Opening Day is a new beginning for bench coach Eddie Murray. A second chance for pitching coach Mike Flanagan. A long-awaited breakthrough for first base coach Carlos Bernhardt.

It is bullpen coach Elrod Hendricks' 30th opener in an Orioles uniform -- only 14 took place without him.

Opening Day marks the Orioles debuts of warhorses Joe Carter, Doug Drabek, Norm Charlton and Ozzie Guillen.

And maybe the beginning of the end in Baltimore for Rafael Palmeiro and Roberto Alomar.

It is a day to gasp at the most expensive baseball team ever assembled, playing right here in lil' ol' Bawlmer.

And a day to grumble at the price of tickets, concessions and the new caps, redesigned especially for you.
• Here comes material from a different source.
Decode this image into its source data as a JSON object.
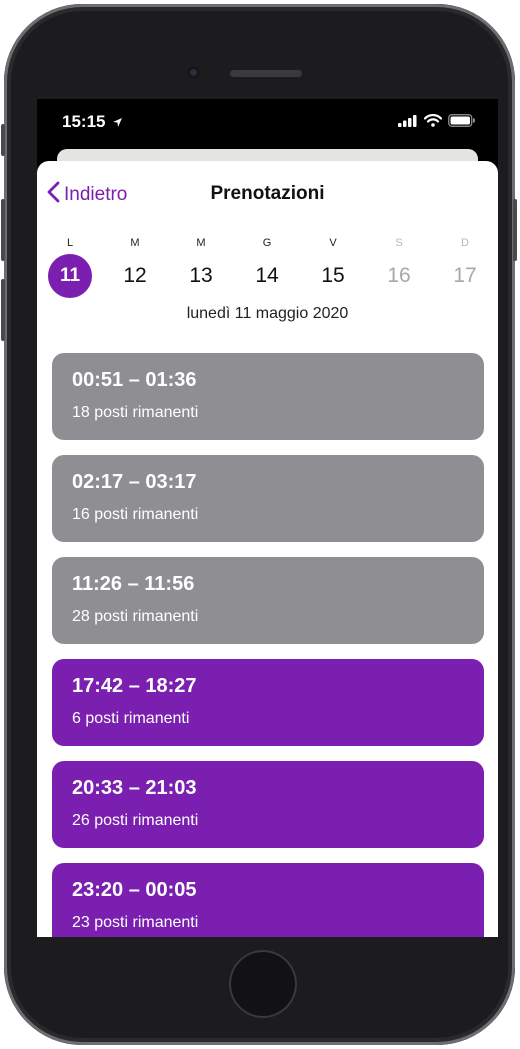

Opening Day is a parachutist dressed as the Oriole Bird, aiming for second base and landing in the parking lot.

It was a good omen -- the Orioles won their last World Series the year it happened, 1983.

Opening Day is a dramatic 10th-inning home run by Boston's Tony Conigliaro, playing his first game since the beaning that forced him to miss the entire '68 season.
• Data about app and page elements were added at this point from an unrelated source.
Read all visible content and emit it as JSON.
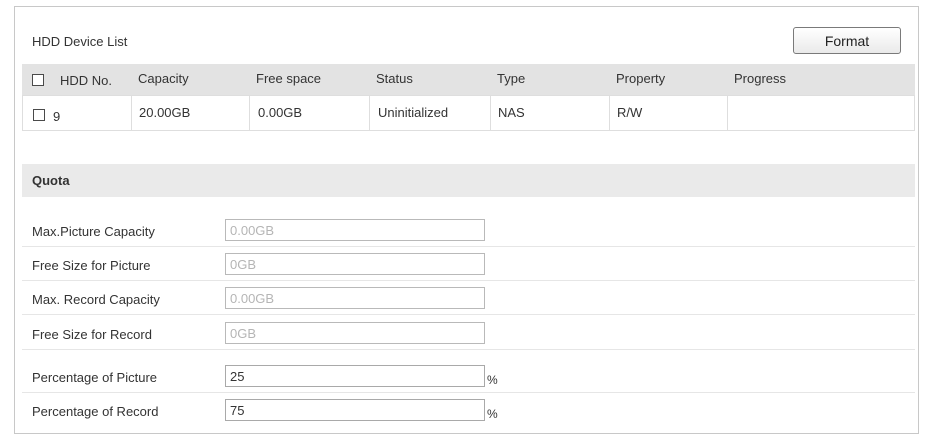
{
  "hdd_section": {
    "title": "HDD Device List",
    "format_label": "Format",
    "columns": [
      "HDD No.",
      "Capacity",
      "Free space",
      "Status",
      "Type",
      "Property",
      "Progress"
    ],
    "rows": [
      {
        "hdd_no": "9",
        "capacity": "20.00GB",
        "free_space": "0.00GB",
        "status": "Uninitialized",
        "type": "NAS",
        "property": "R/W",
        "progress": ""
      }
    ]
  },
  "quota": {
    "title": "Quota",
    "fields": [
      {
        "label": "Max.Picture Capacity",
        "value": "0.00GB",
        "editable": false,
        "unit": ""
      },
      {
        "label": "Free Size for Picture",
        "value": "0GB",
        "editable": false,
        "unit": ""
      },
      {
        "label": "Max. Record Capacity",
        "value": "0.00GB",
        "editable": false,
        "unit": ""
      },
      {
        "label": "Free Size for Record",
        "value": "0GB",
        "editable": false,
        "unit": ""
      },
      {
        "label": "Percentage of Picture",
        "value": "25",
        "editable": true,
        "unit": "%"
      },
      {
        "label": "Percentage of Record",
        "value": "75",
        "editable": true,
        "unit": "%"
      }
    ]
  }
}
It is Dave McNally's three-hit shutout of Milwaukee in '73, complete with two homers by Frank Robinson and a 4-for-4 day by Don Baylor -- two doubles, a triple and a homer.

Opening Day is a clean score book.
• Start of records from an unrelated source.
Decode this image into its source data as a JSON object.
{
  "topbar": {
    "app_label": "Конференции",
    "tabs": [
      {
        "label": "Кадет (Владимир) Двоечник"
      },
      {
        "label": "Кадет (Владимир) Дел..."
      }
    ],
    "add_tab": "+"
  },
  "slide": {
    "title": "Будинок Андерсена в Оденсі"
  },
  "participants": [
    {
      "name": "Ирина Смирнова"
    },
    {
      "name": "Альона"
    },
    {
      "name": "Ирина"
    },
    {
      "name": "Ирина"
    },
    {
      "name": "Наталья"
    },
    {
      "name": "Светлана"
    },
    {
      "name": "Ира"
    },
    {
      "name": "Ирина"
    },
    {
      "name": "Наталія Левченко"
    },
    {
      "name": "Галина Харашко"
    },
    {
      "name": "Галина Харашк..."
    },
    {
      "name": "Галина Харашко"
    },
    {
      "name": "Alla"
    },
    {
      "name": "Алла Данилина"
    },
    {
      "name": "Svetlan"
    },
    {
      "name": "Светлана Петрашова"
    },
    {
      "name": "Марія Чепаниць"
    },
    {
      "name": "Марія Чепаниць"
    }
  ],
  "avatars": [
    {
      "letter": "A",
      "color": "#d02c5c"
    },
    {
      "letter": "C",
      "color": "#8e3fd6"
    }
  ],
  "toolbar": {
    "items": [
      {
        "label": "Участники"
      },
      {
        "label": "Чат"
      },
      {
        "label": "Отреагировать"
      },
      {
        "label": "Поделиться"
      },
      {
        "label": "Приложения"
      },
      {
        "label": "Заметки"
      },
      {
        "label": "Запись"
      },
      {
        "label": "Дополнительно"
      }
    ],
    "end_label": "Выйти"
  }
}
A day that begins with every team unbeaten. A day that ends in a box score.

It is a 12-0 loss to the Brewers in 1988, the Orioles swearing it was only one defeat, when actually it would be 21.

It is a three-run homer by Cal Ripken off Roger Clemens in '89 after Boston Globe columnist Dan Shaughnessy predicted The Rocket would throw a no-hitter.

And it is Sam Horn hitting two three-run homers in Kansas City in '90.

Big Sam, where have you gone?

Opening Day is the big, bad Yankees, lurking in New York.

The expansion Devil Rays, joining the AL East.

The small-market Royals, soon to be 0-3.

Opening Day is 61 homers to go for McGwire and Griffey.

It is the great Tony Gwynn, the magnificent Greg Maddux, the amazing Barry Bonds.

And it is the Florida Marlins, trotting out 13 rookies and calling themselves the defending champs.

It is Joe DiMaggio and Marilyn Monroe.

And it is America's new sweethearts, Derek Jeter and Mariah Carey.

"Ma-ri-ah! Ma-ri-ah!"

Let's hope they're still dating when the Yankees make their first visit in June. Even better, let's hope they're not.

Opening Day is Brady Anderson playing hurt, B. J. Surhoff grinding out an at-bat, Ripken diving to stab a grounder.

It is Davis raising the roof, Mike Bordick making every play, Alomar taking your breath away.

It is not a day to boo Terry Mathews.

Opening Day is an afternoon game, a reminder of simpler times and a cell-phone extravaganza for the suits who broke away from the office.

It is a two-hour, 20-minute masterpiece or a three-hour, 45-minute mess.

4 It is a talk-show controversy waiting to happen.

Opening Day is fathers and sons, mothers and daughters, and grandparents telling you about the very first Orioles opener in 1954.

It is a day to break out your old glove.

To remember the first game you ever attended.

To remember the game that broke your heart.

Opening Day is the dawning of spring, the renewal of life, the beginning of time whatever.

Opening Day is a ballgame.

Play ball.

Pub Date: 3/31/98

Baltimore Sun Articles
Please note the green-lined linked article text has been applied commercially without any involvement from our newsroom editors, reporters or any other editorial staff.